# gcd in principal ideal domain

Let $R$ be a principal ideal domain. Show that any pair of nonzero elements $a, b\in R$ have a greatest common divisor and that for any greatest common divisor $d$, we have $d$ in $aR + bR$. Show also that $a, b$ are relatively prime if and only if $1\in aR + bR$.

My attempt: $aR + bR$ is an ideal of R. Let $(aR+bR) =(d)$. That is $(aR+bR)$ is generated by element $d$ in $R$. $a\in aR+bR$ , hence $a = dm$ for some $m\in R$. Now, $b\in aR+bR$, hence $b = dn$ for some $n\in R$. That shows $a$ and $b$ has a common divisor. But I don't know how to go further to turn $d$ into the greatest common divisor.
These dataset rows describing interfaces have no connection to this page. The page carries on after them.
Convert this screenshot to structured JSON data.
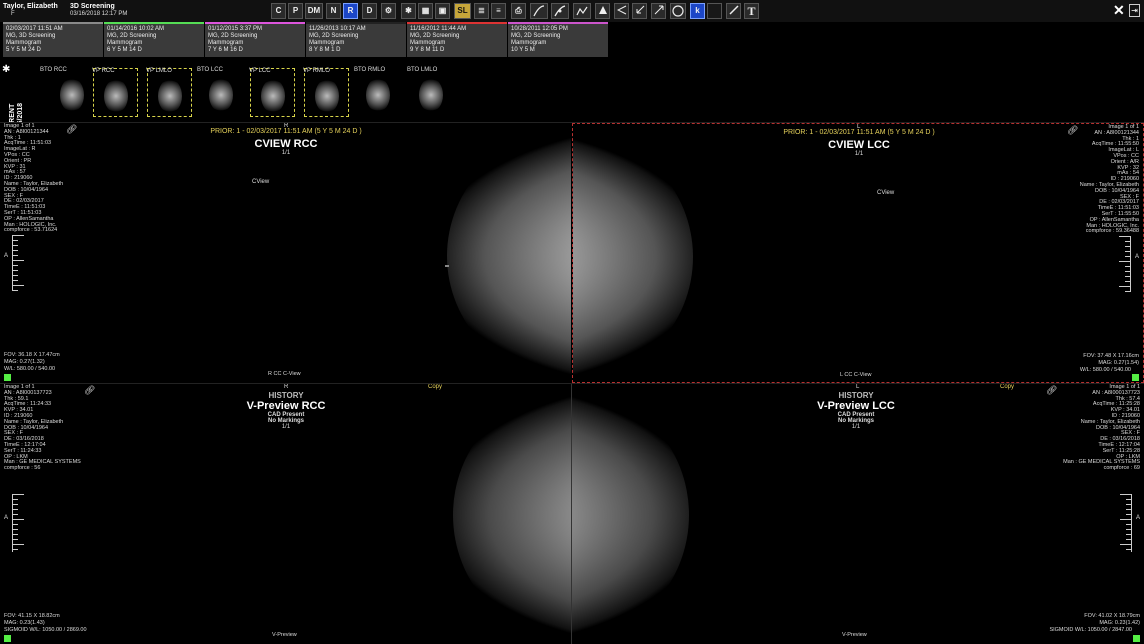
{
  "patient": {
    "name": "Taylor, Elizabeth",
    "sex": "F",
    "study": "3D Screening",
    "date": "03/16/2018 12:17 PM"
  },
  "toolbar": {
    "btn_c": "C",
    "btn_p": "P",
    "btn_dm": "DM",
    "btn_n": "N",
    "btn_r": "R",
    "btn_d": "D",
    "btn_sl": "SL",
    "btn_k": "k",
    "btn_t": "T"
  },
  "studies": [
    {
      "date": "02/03/2017 11:51 AM",
      "type": "MG, 3D Screening",
      "modality": "Mammogram",
      "age": "5 Y 5 M 24 D",
      "accent": "#8a8a8a"
    },
    {
      "date": "01/14/2016 10:02 AM",
      "type": "MG, 2D Screening",
      "modality": "Mammogram",
      "age": "6 Y 5 M 14 D",
      "accent": "#55dd55"
    },
    {
      "date": "01/12/2015 3:37 PM",
      "type": "MG, 2D Screening",
      "modality": "Mammogram",
      "age": "7 Y 6 M 16 D",
      "accent": "#dd55dd"
    },
    {
      "date": "11/26/2013 10:17 AM",
      "type": "MG, 2D Screening",
      "modality": "Mammogram",
      "age": "8 Y 8 M 1 D",
      "accent": "#222222"
    },
    {
      "date": "11/16/2012 11:44 AM",
      "type": "MG, 2D Screening",
      "modality": "Mammogram",
      "age": "9 Y 8 M 11 D",
      "accent": "#dd3333"
    },
    {
      "date": "10/28/2011 12:05 PM",
      "type": "MG, 2D Screening",
      "modality": "Mammogram",
      "age": "10 Y 5 M",
      "accent": "#cc55cc"
    }
  ],
  "current": {
    "label": "CURRENT",
    "date": "03/16/2018"
  },
  "thumbnails": [
    {
      "label": "BTO RCC",
      "selected": false
    },
    {
      "label": "VP RCC",
      "selected": true
    },
    {
      "label": "VP LMLO",
      "selected": true
    },
    {
      "label": "BTO LCC",
      "selected": false
    },
    {
      "label": "VP LCC",
      "selected": true
    },
    {
      "label": "VP RMLO",
      "selected": true
    },
    {
      "label": "BTO RMLO",
      "selected": false
    },
    {
      "label": "BTO LMLO",
      "selected": false
    }
  ],
  "vp_rcc": {
    "prior": "PRIOR: 1 - 02/03/2017 11:51 AM (5 Y 5 M 24 D )",
    "side": "R",
    "title": "CVIEW RCC",
    "count": "1/1",
    "cview": "CView",
    "info": [
      "Image 1 of 1",
      "AN : A8I00121344",
      "Thk : 1",
      "AcqTime : 11:51:03",
      "ImageLat : R",
      "VPos : CC",
      "Orient : PR",
      "KVP : 31",
      "mAs : 57",
      "ID : 219060",
      "Name : Taylor, Elizabeth",
      "DOB : 10/04/1964",
      "SEX : F",
      "DE : 02/03/2017",
      "TimeE : 11:51:03",
      "SerT : 11:51:03",
      "OP : AllenSamantha",
      "Man : HOLOGIC, Inc.",
      "compforce : 53.71624"
    ],
    "a": "A",
    "fov": "FOV: 36.18 X 17.47cm",
    "mag": "MAG: 0.27(1.32)",
    "wl": "W/L: 580.00 / 540.00",
    "bottom": "R CC C-View"
  },
  "vp_lcc": {
    "prior": "PRIOR: 1 - 02/03/2017 11:51 AM (5 Y 5 M 24 D )",
    "side": "L",
    "title": "CVIEW LCC",
    "count": "1/1",
    "cview": "CView",
    "info": [
      "Image 1 of 1",
      "AN : A8I00121344",
      "Thk : 1",
      "AcqTime : 11:55:50",
      "ImageLat : L",
      "VPos : CC",
      "Orient : A/R",
      "KVP : 32",
      "mAs : 54",
      "ID : 219060",
      "Name : Taylor, Elizabeth",
      "DOB : 10/04/1964",
      "SEX : F",
      "DE : 02/03/2017",
      "TimeE : 11:51:03",
      "SerT : 11:55:50",
      "OP : AllenSamantha",
      "Man : HOLOGIC, Inc.",
      "compforce : 59.36488"
    ],
    "a": "A",
    "fov": "FOV: 37.48 X 17.16cm",
    "mag": "MAG: 0.27(1.54)",
    "wl": "W/L: 580.00 / 540.00",
    "bottom": "L CC C-View"
  },
  "vp_vrcc": {
    "side": "R",
    "history": "HISTORY",
    "copy": "Copy",
    "title": "V-Preview RCC",
    "cad": "CAD Present",
    "mark": "No Markings",
    "count": "1/1",
    "info": [
      "Image 1 of 1",
      "AN : A8I000137723",
      "Thk : 59.1",
      "AcqTime : 11:24:33",
      "KVP : 34.01",
      "ID : 219060",
      "Name : Taylor, Elizabeth",
      "DOB : 10/04/1964",
      "SEX : F",
      "DE : 03/16/2018",
      "TimeE : 12:17:04",
      "SerT : 11:24:33",
      "OP : LKM",
      "Man : GE MEDICAL SYSTEMS",
      "compforce : 56"
    ],
    "a": "A",
    "fov": "FOV: 41.15 X 18.82cm",
    "mag": "MAG: 0.23(1.43)",
    "wl": "SIGMOID W/L: 1050.00 / 2869.00",
    "bottom": "V-Preview"
  },
  "vp_vlcc": {
    "side": "L",
    "history": "HISTORY",
    "copy": "Copy",
    "title": "V-Preview LCC",
    "cad": "CAD Present",
    "mark": "No Markings",
    "count": "1/1",
    "info": [
      "Image 1 of 1",
      "AN : A8I000137723",
      "Thk : 57.4",
      "AcqTime : 11:25:28",
      "KVP : 34.01",
      "ID : 219060",
      "Name : Taylor, Elizabeth",
      "DOB : 10/04/1964",
      "SEX : F",
      "DE : 03/16/2018",
      "TimeE : 12:17:04",
      "SerT : 11:25:28",
      "OP : LKM",
      "Man : GE MEDICAL SYSTEMS",
      "compforce : 69"
    ],
    "a": "A",
    "fov": "FOV: 41.02 X 18.79cm",
    "mag": "MAG: 0.23(1.42)",
    "wl": "SIGMOID W/L: 1050.00 / 2847.00",
    "bottom": "V-Preview"
  }
}
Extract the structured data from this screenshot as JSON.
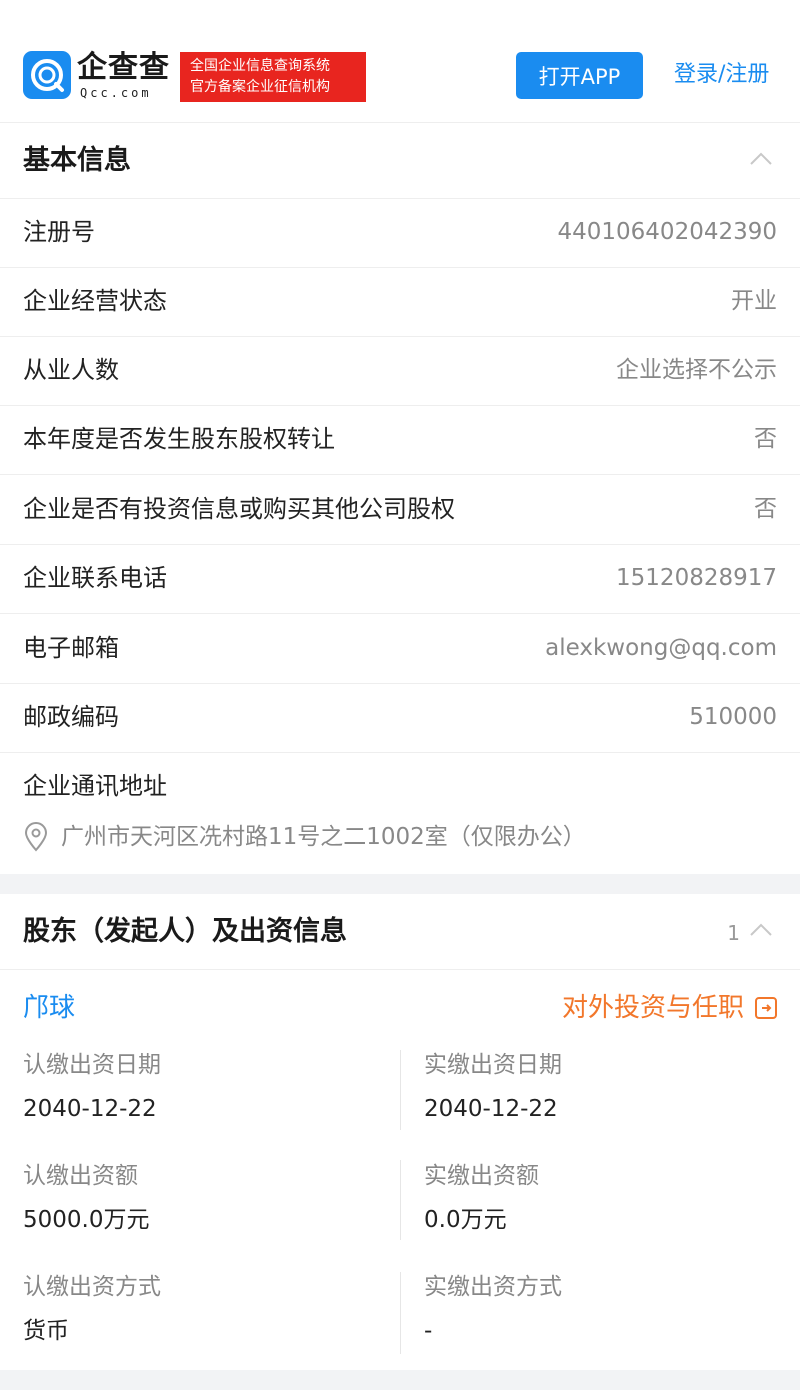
{
  "header": {
    "logo_cn": "企查查",
    "logo_en": "Qcc.com",
    "badge_line1": "全国企业信息查询系统",
    "badge_line2": "官方备案企业征信机构",
    "open_app_label": "打开APP",
    "login_label": "登录/注册",
    "brand_color": "#1a8cf0",
    "badge_color": "#e8251f"
  },
  "basic_info": {
    "title": "基本信息",
    "rows": [
      {
        "label": "注册号",
        "value": "440106402042390"
      },
      {
        "label": "企业经营状态",
        "value": "开业"
      },
      {
        "label": "从业人数",
        "value": "企业选择不公示"
      },
      {
        "label": "本年度是否发生股东股权转让",
        "value": "否"
      },
      {
        "label": "企业是否有投资信息或购买其他公司股权",
        "value": "否"
      },
      {
        "label": "企业联系电话",
        "value": "15120828917"
      },
      {
        "label": "电子邮箱",
        "value": "alexkwong@qq.com"
      },
      {
        "label": "邮政编码",
        "value": "510000"
      }
    ],
    "address_label": "企业通讯地址",
    "address_value": "广州市天河区冼村路11号之二1002室（仅限办公）"
  },
  "shareholders": {
    "title": "股东（发起人）及出资信息",
    "count": "1",
    "name": "邝球",
    "invest_link_label": "对外投资与任职",
    "invest_link_color": "#f2772b",
    "fields": {
      "subscribed_date_label": "认缴出资日期",
      "subscribed_date_value": "2040-12-22",
      "paid_date_label": "实缴出资日期",
      "paid_date_value": "2040-12-22",
      "subscribed_amount_label": "认缴出资额",
      "subscribed_amount_value": "5000.0万元",
      "paid_amount_label": "实缴出资额",
      "paid_amount_value": "0.0万元",
      "subscribed_method_label": "认缴出资方式",
      "subscribed_method_value": "货币",
      "paid_method_label": "实缴出资方式",
      "paid_method_value": "-"
    }
  }
}
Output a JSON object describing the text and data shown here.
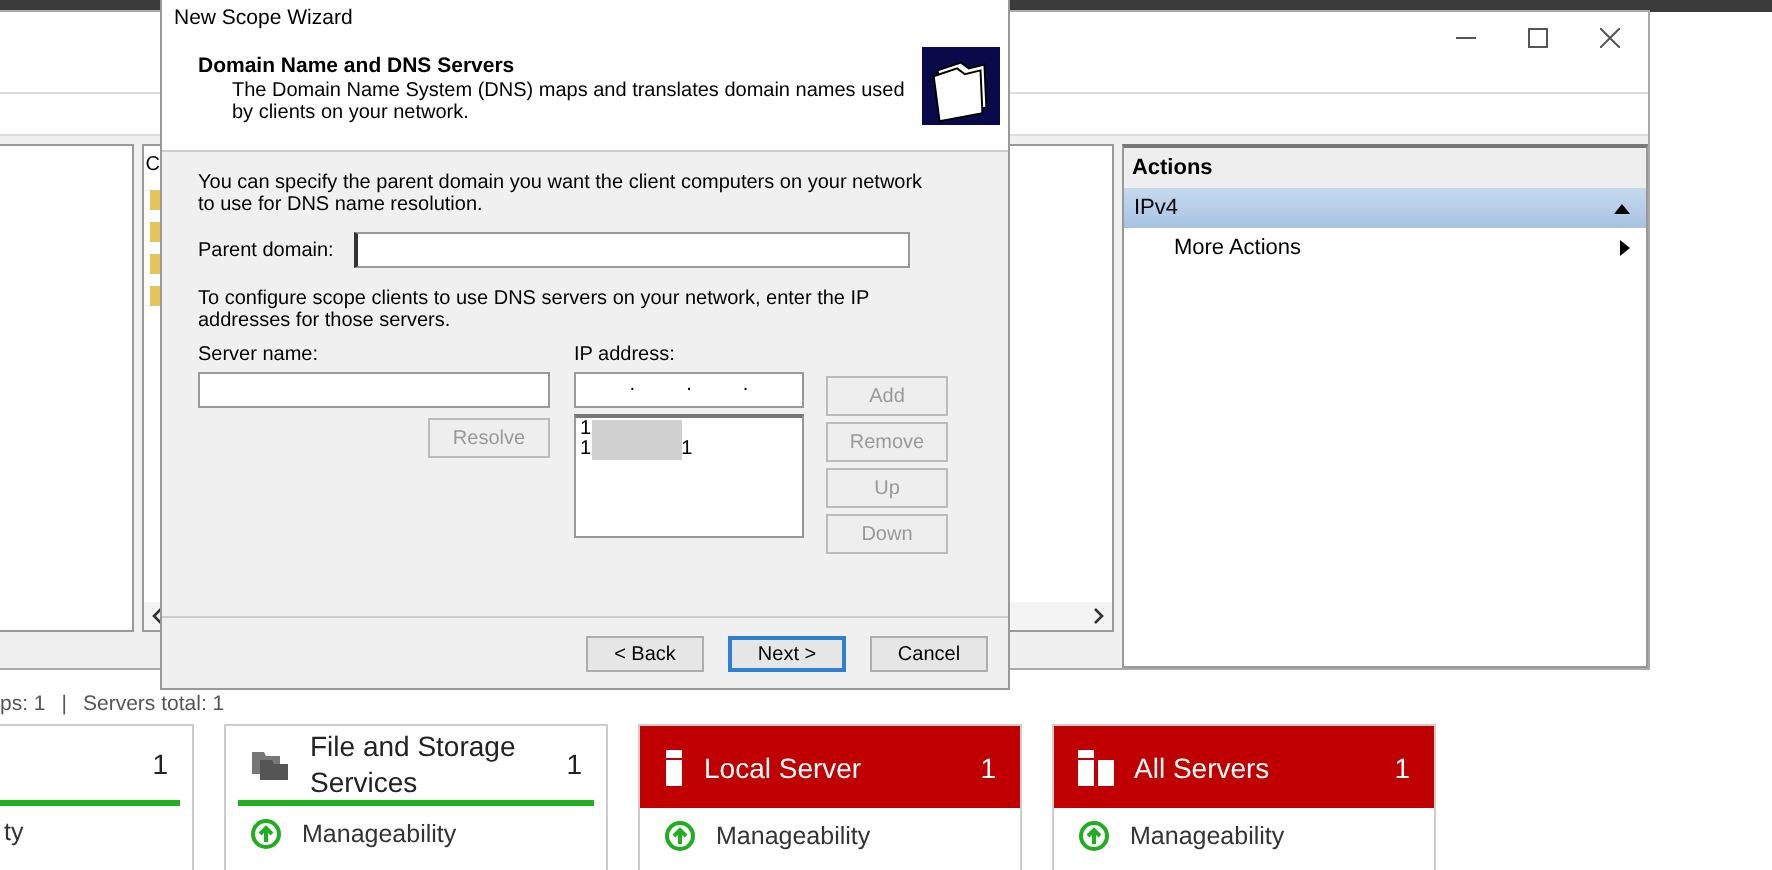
{
  "server_manager": {
    "status_bar": [
      "ps: 1",
      "|",
      "Servers total: 1"
    ],
    "tiles": [
      {
        "kind": "partial",
        "count": "1",
        "alert": false,
        "rows": [
          "ty"
        ]
      },
      {
        "kind": "file-storage",
        "title": "File and Storage Services",
        "count": "1",
        "alert": false,
        "rows": [
          "Manageability"
        ]
      },
      {
        "kind": "local",
        "title": "Local Server",
        "count": "1",
        "alert": true,
        "rows": [
          "Manageability"
        ]
      },
      {
        "kind": "all",
        "title": "All Servers",
        "count": "1",
        "alert": true,
        "rows": [
          "Manageability"
        ]
      }
    ]
  },
  "mmc": {
    "column_1": "C",
    "actions": {
      "title": "Actions",
      "items": [
        {
          "label": "IPv4",
          "kind": "group",
          "selected": true,
          "expanded": true
        },
        {
          "label": "More Actions",
          "kind": "submenu",
          "selected": false
        }
      ]
    }
  },
  "wizard": {
    "title": "New Scope Wizard",
    "heading": "Domain Name and DNS Servers",
    "subheading": "The Domain Name System (DNS) maps and translates domain names used by clients on your network.",
    "intro": "You can specify the parent domain you want the client computers on your network to use for DNS name resolution.",
    "parent_domain": {
      "label": "Parent domain:"
    },
    "servers_intro": "To configure scope clients to use DNS servers on your network, enter the IP addresses for those servers.",
    "server_name": {
      "label": "Server name:"
    },
    "ip_address": {
      "label": "IP address:",
      "separators": [
        ".",
        ".",
        "."
      ]
    },
    "ip_list": [
      {
        "start": "1"
      },
      {
        "start": "1",
        "end": "1"
      }
    ],
    "resolve": {
      "label": "Resolve",
      "disabled": true
    },
    "side_buttons": [
      {
        "label": "Add",
        "disabled": true
      },
      {
        "label": "Remove",
        "disabled": true
      },
      {
        "label": "Up",
        "disabled": true
      },
      {
        "label": "Down",
        "disabled": true
      }
    ],
    "footer_buttons": [
      {
        "label": "< Back",
        "default": false
      },
      {
        "label": "Next >",
        "default": true
      },
      {
        "label": "Cancel",
        "default": false
      }
    ]
  }
}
For b) Suppose $\gcd(a,b)=1$, then $1$ is in $aR+bR=R=(1)$. Conversely, if $1$ is in $aR + bR$, then $aR+bR=(1)=R$, $\gcd(a,b)=1$.

Let $$\,(a,b) = (d).\,$$ Then $$\,a,b \in (d)\,\Rightarrow\, d\mid a,b,\,$$ so $$\,d\,$$ is a common divisor of $$\,a,b.\,$$
Conversely $$\,d\in (a,b)\,$$ so $$\,d = r a + sb,\ r,s\in R,\$$ so $$\ c\mid a,b\,\Rightarrow\, c\mid d = ra+sb.\,$$
Hence $$\,d\,$$ is a common divisor of $$\,a,b\,$$ that is divisible by every common divisor. Therefore, by definition $$\,d\,$$ is a greatest common divisor of $$\,a,b.$$
Hint for $$(b):\$$ $$\,1\in (a,b)\iff (1) = (a,b) = (\gcd(a,b))\$$ by above
• @user73195 Above $\,c\,$ is any common divisor of $\,a,b.\,$ To show that $\,d\,$ is a greatest common divisor we must show that it is divisible by every such common divisor $\,c, \$ Here "greatest" is with respect to divisibility. Commented Apr 9, 2015 at 0:41
• @user73195 Yes, there are two steps/directions. the inclusion $\,(a,b)\subseteq (d)\,$ yields that $\,d\,$ is a common divisor of $\,a\,b,\,$ and the reverse inclusion $\,(a,b)\supseteq (d)\,$ yields that it is greatest, because it yields the Bezout identity expressing $\,d\,$ as an $R$-linear combination of $\,a,b.\,$ Such linear common divisors are always greatest, as the proof shows. Commented Apr 9, 2015 at 0:49